A pie by any other name....
The translation of the word küchen is "cake" and would for the modern cook seem to not correlate with the instructions as given in the recipe. The definition of cake appears to have changed over the centuries (a fate shared by a number of culinary terms) and when we look at the origin of the word, then a different understanding of the instructions can be inferred. The following information is the word origin and history according to Dictionary.com:
early 13c., from O.N. kaka "cake," from W.Gmc. *kokon- (cf. M.Du. koke , Du. koek , O.H.G. huohho , Ger. Kuchen ), from PIE base *gag-, *gog- "something round, lump of something." Not related to L. coquere "to cook," as formerly supposed. Replaced its O.E. cognate, coecel. Originally (until early 15c.) "a flat, round loaf of bread." Let them eat cake is from Rousseau's "Confessions," in reference to an incident c.1740, when it was already proverbial, long before Marie Antoinette. The "cake" in question was not a confection, but a poor man's food.
"What man, I trow ye raue, Wolde ye bothe eate your cake and haue your cake?" ["The Proverbs & Epigrams of John Heywood," 1562]
With this understanding of the origins of the word "cake", then I believe my interpretation as a mince meat pie as a "poor man's food" is viable.
Source: This minced meat pie recipe was found in Ein Büch von Güter Speise, 14th century collection of German recipes.
Original Recipe: (transcribe by Hans Hajek)
Diz heizzent heidenisse küchen. Man sol nemen einen teyc. und sol (den) dünne breiten. und nim ein gesoten fleish. und spec gehacket. und epfele. und pfeffer. und eyer dar in. und backe daz. und gibes hin und versirtez niht.
Translation: (by Alia Atlas)
These are called heathen cakes. One should take a dough and should spread it thin and take a boiled meat and chopped fatty bacon and apples and pepper and eggs therein and bake that and give out and do not damage.
Combine stew meat, onion, celery, carrotin stock pot with 1 Tbsp salt and herbs and enough water to cover. Bring to a simmer and cook until meat if fork tender. Remove meat from stock, and shred. Cook bacon until crisp. Remove bacon and let drain on paper towel. Cook diced apple in bacon fat until tender, about 10 minutes. Remove apples and drain on paper towel. Combine shredded beef, apples, bacon, salt, pepper and eggs. Turn into pre-baked pie crusts. Bake at 400F for 10-12 minutes, until egg is set.

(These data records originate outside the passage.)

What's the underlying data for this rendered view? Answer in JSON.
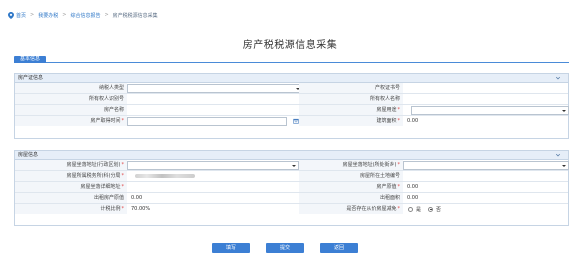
{
  "breadcrumb": {
    "items": [
      "首页",
      "我要办税",
      "综合信息报告",
      "房产税税源信息采集"
    ]
  },
  "page_title": "房产税税源信息采集",
  "tab_label": "基本信息",
  "section1": {
    "title": "房产证信息",
    "labels": {
      "taxpayer_type": "纳税人类型",
      "property_cert_no": "产权证书号",
      "owner_id_no": "所有权人识别号",
      "owner_name": "所有权人名称",
      "property_name": "房产名称",
      "building_use": "房屋用途",
      "acquired_time": "房产取得时间",
      "building_area": "建筑面积"
    },
    "values": {
      "building_area": "0.00"
    }
  },
  "section2": {
    "title": "房屋信息",
    "labels": {
      "seat_admin_area": "房屋坐落地址(行政区划)",
      "seat_street": "房屋坐落地址(所处街乡)",
      "tax_authority": "房屋所属税务所(科)分局",
      "land_parcel_no": "房屋所在土地编号",
      "detail_address": "房屋坐落详细地址",
      "original_value": "房产原值",
      "rent_original_value": "出租房产原值",
      "rent_area": "出租面积",
      "tax_ratio": "计税比例",
      "in_other_house": "是否存在从价房屋减免"
    },
    "values": {
      "original_value": "0.00",
      "rent_original_value": "0.00",
      "rent_area": "0.00",
      "tax_ratio": "70.00%"
    },
    "radio": {
      "yes": "是",
      "no": "否",
      "selected": "no"
    }
  },
  "buttons": {
    "fill": "填写",
    "submit": "提交",
    "back": "返回"
  },
  "colors": {
    "accent": "#3c7fd4",
    "header_bg": "#e6eef8",
    "required": "#e04545"
  }
}
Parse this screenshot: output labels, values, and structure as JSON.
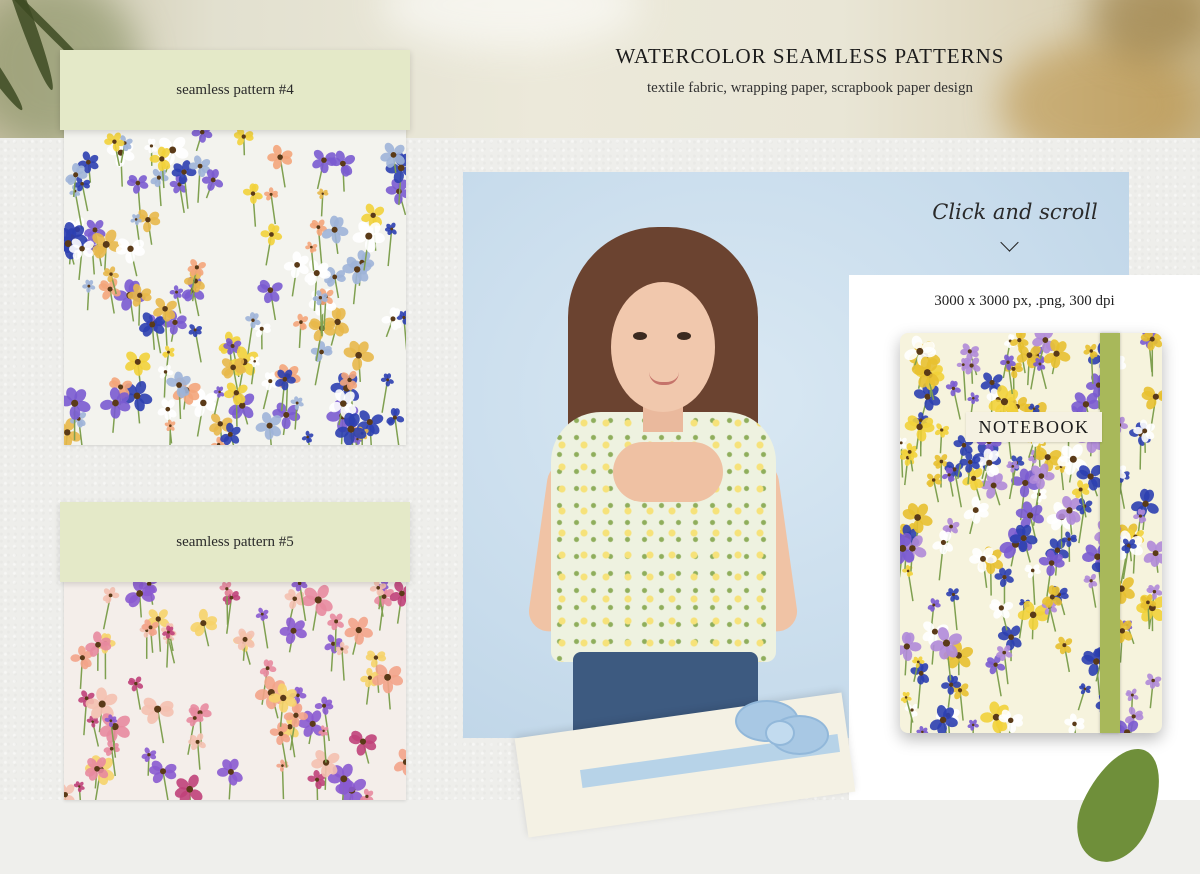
{
  "header": {
    "title": "WATERCOLOR SEAMLESS PATTERNS",
    "subtitle": "textile fabric, wrapping paper, scrapbook paper design"
  },
  "patterns": [
    {
      "label": "seamless pattern #4"
    },
    {
      "label": "seamless pattern #5"
    }
  ],
  "scroll_hint": {
    "text": "Click and scroll",
    "icon": "chevron-down-icon"
  },
  "product": {
    "spec": "3000 x 3000 px, .png, 300 dpi",
    "notebook_label": "NOTEBOOK"
  },
  "colors": {
    "label_bg": "#e4e9c8",
    "photo_bg": "#c8dcec",
    "band": "#a8b85a"
  }
}
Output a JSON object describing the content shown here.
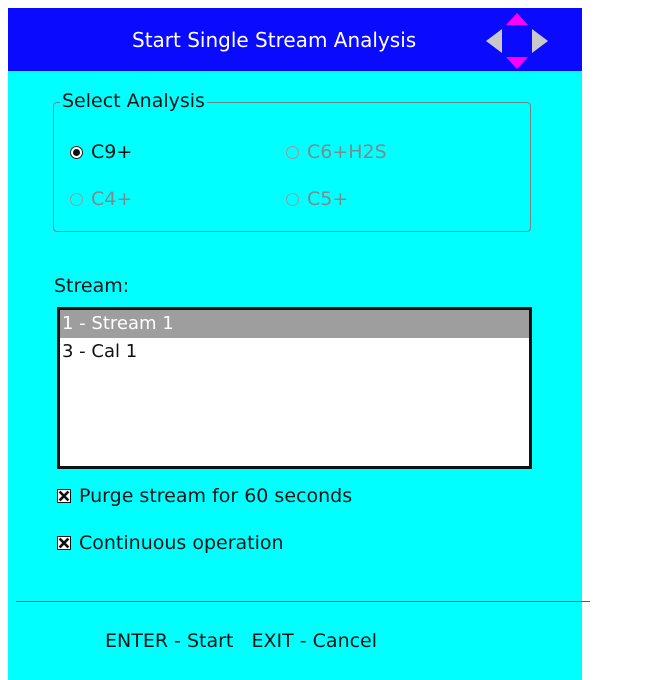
{
  "dialog": {
    "title": "Start Single Stream Analysis",
    "nav_icon": "four-way-arrow-pad-icon"
  },
  "analysis_group": {
    "legend": "Select Analysis",
    "options": [
      {
        "label": "C9+",
        "checked": true,
        "enabled": true
      },
      {
        "label": "C6+H2S",
        "checked": false,
        "enabled": false
      },
      {
        "label": "C4+",
        "checked": false,
        "enabled": false
      },
      {
        "label": "C5+",
        "checked": false,
        "enabled": false
      }
    ]
  },
  "stream": {
    "label": "Stream:",
    "items": [
      {
        "label": "1 - Stream 1",
        "selected": true
      },
      {
        "label": "3 - Cal 1",
        "selected": false
      }
    ]
  },
  "options": {
    "purge_label": "Purge stream for 60 seconds",
    "purge_checked": true,
    "continuous_label": "Continuous operation",
    "continuous_checked": true
  },
  "footer": {
    "hint": "ENTER - Start   EXIT - Cancel"
  },
  "colors": {
    "background": "#00ffff",
    "title_bar": "#0a0aff",
    "nav_arrow_left_right": "#c8c8c8",
    "nav_arrow_up_down": "#ff00ff",
    "selection": "#9e9e9e"
  }
}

Each pie will serve 6-8 people.
I originally tried this with a lean ground beef cooked in the bacon fat, but thought the texture of shredded beef cooked to make a stock would yield a more pleasing dish.
Atlas, Alia. "Ein Buch Von Guter Spise." Directory | CS-People by Full Name. Web. 28 Apr. 2011. <http://www.medievalcookery.com/etexts/buch.html#recipe5a>.
Adamson, Melitta Weiss. Daz Bůch [i.e. Buoch] Von Gůter [i.e. Guoter] Spise = The Book of Good Food : a Study, Edition and English Translation of the Oldest German Cookbook. Krems: Medium Aevum Quotidianum, 2000. Print.
Hajek, Hans. "Buch Von Guter Speise (um 1350)." JLU-Homepage. Web. 28 Apr. 2011. http://www.uni-giessen.de/gloning/tx/bvgs.htm.
Dictionary.com. "Cake | Define Cake at Dictionary.com." Dictionary.com | Free Online Dictionary for English Definitions. Web. 28 Apr. 2011. <http://dictionary.reference.com/browse/cake>.